__Task directions__
In full and without alteration, write out the records.
---
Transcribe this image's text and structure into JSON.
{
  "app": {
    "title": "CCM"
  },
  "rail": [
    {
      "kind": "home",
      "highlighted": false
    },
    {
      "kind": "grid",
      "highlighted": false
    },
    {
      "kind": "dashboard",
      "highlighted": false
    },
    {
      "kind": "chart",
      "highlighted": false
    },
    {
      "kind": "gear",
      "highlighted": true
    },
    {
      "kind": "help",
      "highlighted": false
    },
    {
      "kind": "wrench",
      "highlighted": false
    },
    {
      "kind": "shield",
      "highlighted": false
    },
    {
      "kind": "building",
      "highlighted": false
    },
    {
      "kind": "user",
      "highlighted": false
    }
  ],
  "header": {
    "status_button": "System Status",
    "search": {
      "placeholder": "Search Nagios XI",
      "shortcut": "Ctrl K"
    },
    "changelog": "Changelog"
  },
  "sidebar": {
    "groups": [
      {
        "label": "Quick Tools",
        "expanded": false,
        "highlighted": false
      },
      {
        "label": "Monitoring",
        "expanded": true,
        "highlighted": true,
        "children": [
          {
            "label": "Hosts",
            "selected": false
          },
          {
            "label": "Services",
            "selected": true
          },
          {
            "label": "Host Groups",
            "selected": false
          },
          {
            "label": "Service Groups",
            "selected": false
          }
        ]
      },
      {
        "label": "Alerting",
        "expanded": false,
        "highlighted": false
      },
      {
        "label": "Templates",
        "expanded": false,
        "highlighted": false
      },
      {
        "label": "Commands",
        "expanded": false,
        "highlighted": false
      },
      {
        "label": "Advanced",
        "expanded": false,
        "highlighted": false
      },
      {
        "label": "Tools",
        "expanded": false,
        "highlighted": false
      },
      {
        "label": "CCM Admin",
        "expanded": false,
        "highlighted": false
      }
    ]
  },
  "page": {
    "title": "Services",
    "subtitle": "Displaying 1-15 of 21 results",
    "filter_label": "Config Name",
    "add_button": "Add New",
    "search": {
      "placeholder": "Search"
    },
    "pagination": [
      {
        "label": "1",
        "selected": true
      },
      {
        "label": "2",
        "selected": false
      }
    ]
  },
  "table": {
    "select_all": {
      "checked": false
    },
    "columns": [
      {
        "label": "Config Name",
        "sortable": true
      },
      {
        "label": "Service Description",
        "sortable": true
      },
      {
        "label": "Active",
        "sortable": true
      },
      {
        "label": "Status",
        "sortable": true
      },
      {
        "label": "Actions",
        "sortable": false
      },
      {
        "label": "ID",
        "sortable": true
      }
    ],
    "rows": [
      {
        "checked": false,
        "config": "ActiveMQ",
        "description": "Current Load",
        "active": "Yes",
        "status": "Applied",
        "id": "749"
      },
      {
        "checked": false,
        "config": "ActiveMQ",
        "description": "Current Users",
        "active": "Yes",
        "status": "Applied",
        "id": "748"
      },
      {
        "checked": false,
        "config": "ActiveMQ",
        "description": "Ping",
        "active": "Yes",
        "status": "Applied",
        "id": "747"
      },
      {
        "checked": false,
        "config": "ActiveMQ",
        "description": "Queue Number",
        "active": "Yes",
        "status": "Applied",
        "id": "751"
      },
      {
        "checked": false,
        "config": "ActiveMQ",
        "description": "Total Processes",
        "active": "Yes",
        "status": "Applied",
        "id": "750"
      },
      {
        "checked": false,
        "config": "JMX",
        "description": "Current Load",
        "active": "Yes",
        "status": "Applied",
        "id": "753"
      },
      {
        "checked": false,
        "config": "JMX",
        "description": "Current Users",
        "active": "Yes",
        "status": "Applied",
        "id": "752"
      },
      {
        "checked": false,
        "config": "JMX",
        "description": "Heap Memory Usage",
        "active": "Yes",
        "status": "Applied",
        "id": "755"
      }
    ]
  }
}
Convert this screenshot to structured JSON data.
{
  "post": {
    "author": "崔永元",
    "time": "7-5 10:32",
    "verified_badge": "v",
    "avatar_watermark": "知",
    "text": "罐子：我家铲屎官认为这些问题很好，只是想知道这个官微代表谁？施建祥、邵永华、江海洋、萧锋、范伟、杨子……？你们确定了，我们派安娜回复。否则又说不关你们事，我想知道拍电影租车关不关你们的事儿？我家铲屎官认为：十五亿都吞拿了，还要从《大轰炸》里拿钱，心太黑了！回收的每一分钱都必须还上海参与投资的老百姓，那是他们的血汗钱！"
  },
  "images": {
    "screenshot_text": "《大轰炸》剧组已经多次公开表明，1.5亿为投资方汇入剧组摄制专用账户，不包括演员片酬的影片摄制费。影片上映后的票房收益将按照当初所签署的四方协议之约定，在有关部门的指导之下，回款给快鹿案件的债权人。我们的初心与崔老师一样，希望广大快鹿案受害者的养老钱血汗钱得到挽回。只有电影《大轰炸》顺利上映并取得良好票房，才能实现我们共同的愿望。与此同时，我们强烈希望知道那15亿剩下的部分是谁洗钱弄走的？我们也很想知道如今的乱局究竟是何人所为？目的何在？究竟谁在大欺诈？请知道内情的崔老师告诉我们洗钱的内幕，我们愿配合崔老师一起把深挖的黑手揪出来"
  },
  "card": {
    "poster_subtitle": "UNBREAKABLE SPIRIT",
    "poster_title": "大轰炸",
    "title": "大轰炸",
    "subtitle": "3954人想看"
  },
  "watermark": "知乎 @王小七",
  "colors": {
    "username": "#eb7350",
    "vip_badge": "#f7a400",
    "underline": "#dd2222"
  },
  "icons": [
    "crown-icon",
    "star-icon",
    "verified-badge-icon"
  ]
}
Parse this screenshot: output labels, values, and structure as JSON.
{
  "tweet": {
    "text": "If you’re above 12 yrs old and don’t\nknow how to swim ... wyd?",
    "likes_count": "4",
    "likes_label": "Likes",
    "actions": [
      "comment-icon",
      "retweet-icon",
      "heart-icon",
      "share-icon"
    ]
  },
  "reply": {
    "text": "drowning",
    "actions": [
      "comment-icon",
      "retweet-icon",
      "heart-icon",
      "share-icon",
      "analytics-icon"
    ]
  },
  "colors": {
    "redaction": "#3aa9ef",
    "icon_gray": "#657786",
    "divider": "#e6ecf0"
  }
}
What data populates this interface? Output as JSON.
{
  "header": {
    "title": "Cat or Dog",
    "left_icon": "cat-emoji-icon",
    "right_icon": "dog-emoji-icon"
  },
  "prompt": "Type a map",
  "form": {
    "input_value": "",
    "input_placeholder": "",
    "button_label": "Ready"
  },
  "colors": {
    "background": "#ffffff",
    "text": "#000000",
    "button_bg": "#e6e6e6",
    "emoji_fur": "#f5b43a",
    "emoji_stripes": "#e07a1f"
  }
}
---
__Answer__
Transcribe this image's text and structure into JSON.
{
  "app": {
    "title": "CCM"
  },
  "rail": [
    {
      "kind": "home",
      "highlighted": false
    },
    {
      "kind": "grid",
      "highlighted": false
    },
    {
      "kind": "dashboard",
      "highlighted": false
    },
    {
      "kind": "chart",
      "highlighted": false
    },
    {
      "kind": "gear",
      "highlighted": true
    },
    {
      "kind": "help",
      "highlighted": false
    },
    {
      "kind": "wrench",
      "highlighted": false
    },
    {
      "kind": "shield",
      "highlighted": false
    },
    {
      "kind": "building",
      "highlighted": false
    },
    {
      "kind": "user",
      "highlighted": false
    }
  ],
  "header": {
    "status_button": "System Status",
    "search": {
      "placeholder": "Search Nagios XI",
      "shortcut": "Ctrl K"
    },
    "changelog": "Changelog"
  },
  "sidebar": {
    "groups": [
      {
        "label": "Quick Tools",
        "expanded": false,
        "highlighted": false
      },
      {
        "label": "Monitoring",
        "expanded": true,
        "highlighted": true,
        "children": [
          {
            "label": "Hosts",
            "selected": false
          },
          {
            "label": "Services",
            "selected": true
          },
          {
            "label": "Host Groups",
            "selected": false
          },
          {
            "label": "Service Groups",
            "selected": false
          }
        ]
      },
      {
        "label": "Alerting",
        "expanded": false,
        "highlighted": false
      },
      {
        "label": "Templates",
        "expanded": false,
        "highlighted": false
      },
      {
        "label": "Commands",
        "expanded": false,
        "highlighted": false
      },
      {
        "label": "Advanced",
        "expanded": false,
        "highlighted": false
      },
      {
        "label": "Tools",
        "expanded": false,
        "highlighted": false
      },
      {
        "label": "CCM Admin",
        "expanded": false,
        "highlighted": false
      }
    ]
  },
  "page": {
    "title": "Services",
    "subtitle": "Displaying 1-15 of 21 results",
    "filter_label": "Config Name",
    "add_button": "Add New",
    "search": {
      "placeholder": "Search"
    },
    "pagination": [
      {
        "label": "1",
        "selected": true
      },
      {
        "label": "2",
        "selected": false
      }
    ]
  },
  "table": {
    "select_all": {
      "checked": false
    },
    "columns": [
      {
        "label": "Config Name",
        "sortable": true
      },
      {
        "label": "Service Description",
        "sortable": true
      },
      {
        "label": "Active",
        "sortable": true
      },
      {
        "label": "Status",
        "sortable": true
      },
      {
        "label": "Actions",
        "sortable": false
      },
      {
        "label": "ID",
        "sortable": true
      }
    ],
    "rows": [
      {
        "checked": false,
        "config": "ActiveMQ",
        "description": "Current Load",
        "active": "Yes",
        "status": "Applied",
        "id": "749"
      },
      {
        "checked": false,
        "config": "ActiveMQ",
        "description": "Current Users",
        "active": "Yes",
        "status": "Applied",
        "id": "748"
      },
      {
        "checked": false,
        "config": "ActiveMQ",
        "description": "Ping",
        "active": "Yes",
        "status": "Applied",
        "id": "747"
      },
      {
        "checked": false,
        "config": "ActiveMQ",
        "description": "Queue Number",
        "active": "Yes",
        "status": "Applied",
        "id": "751"
      },
      {
        "checked": false,
        "config": "ActiveMQ",
        "description": "Total Processes",
        "active": "Yes",
        "status": "Applied",
        "id": "750"
      },
      {
        "checked": false,
        "config": "JMX",
        "description": "Current Load",
        "active": "Yes",
        "status": "Applied",
        "id": "753"
      },
      {
        "checked": false,
        "config": "JMX",
        "description": "Current Users",
        "active": "Yes",
        "status": "Applied",
        "id": "752"
      },
      {
        "checked": false,
        "config": "JMX",
        "description": "Heap Memory Usage",
        "active": "Yes",
        "status": "Applied",
        "id": "755"
      }
    ]
  }
}
Convert this screenshot to structured JSON data.
{
  "post": {
    "author": "崔永元",
    "time": "7-5 10:32",
    "verified_badge": "v",
    "avatar_watermark": "知",
    "text": "罐子：我家铲屎官认为这些问题很好，只是想知道这个官微代表谁？施建祥、邵永华、江海洋、萧锋、范伟、杨子……？你们确定了，我们派安娜回复。否则又说不关你们事，我想知道拍电影租车关不关你们的事儿？我家铲屎官认为：十五亿都吞拿了，还要从《大轰炸》里拿钱，心太黑了！回收的每一分钱都必须还上海参与投资的老百姓，那是他们的血汗钱！"
  },
  "images": {
    "screenshot_text": "《大轰炸》剧组已经多次公开表明，1.5亿为投资方汇入剧组摄制专用账户，不包括演员片酬的影片摄制费。影片上映后的票房收益将按照当初所签署的四方协议之约定，在有关部门的指导之下，回款给快鹿案件的债权人。我们的初心与崔老师一样，希望广大快鹿案受害者的养老钱血汗钱得到挽回。只有电影《大轰炸》顺利上映并取得良好票房，才能实现我们共同的愿望。与此同时，我们强烈希望知道那15亿剩下的部分是谁洗钱弄走的？我们也很想知道如今的乱局究竟是何人所为？目的何在？究竟谁在大欺诈？请知道内情的崔老师告诉我们洗钱的内幕，我们愿配合崔老师一起把深挖的黑手揪出来"
  },
  "card": {
    "poster_subtitle": "UNBREAKABLE SPIRIT",
    "poster_title": "大轰炸",
    "title": "大轰炸",
    "subtitle": "3954人想看"
  },
  "watermark": "知乎 @王小七",
  "colors": {
    "username": "#eb7350",
    "vip_badge": "#f7a400",
    "underline": "#dd2222"
  },
  "icons": [
    "crown-icon",
    "star-icon",
    "verified-badge-icon"
  ]
}
Parse this screenshot: output labels, values, and structure as JSON.
{
  "tweet": {
    "text": "If you’re above 12 yrs old and don’t\nknow how to swim ... wyd?",
    "likes_count": "4",
    "likes_label": "Likes",
    "actions": [
      "comment-icon",
      "retweet-icon",
      "heart-icon",
      "share-icon"
    ]
  },
  "reply": {
    "text": "drowning",
    "actions": [
      "comment-icon",
      "retweet-icon",
      "heart-icon",
      "share-icon",
      "analytics-icon"
    ]
  },
  "colors": {
    "redaction": "#3aa9ef",
    "icon_gray": "#657786",
    "divider": "#e6ecf0"
  }
}
What data populates this interface? Output as JSON.
{
  "header": {
    "title": "Cat or Dog",
    "left_icon": "cat-emoji-icon",
    "right_icon": "dog-emoji-icon"
  },
  "prompt": "Type a map",
  "form": {
    "input_value": "",
    "input_placeholder": "",
    "button_label": "Ready"
  },
  "colors": {
    "background": "#ffffff",
    "text": "#000000",
    "button_bg": "#e6e6e6",
    "emoji_fur": "#f5b43a",
    "emoji_stripes": "#e07a1f"
  }
}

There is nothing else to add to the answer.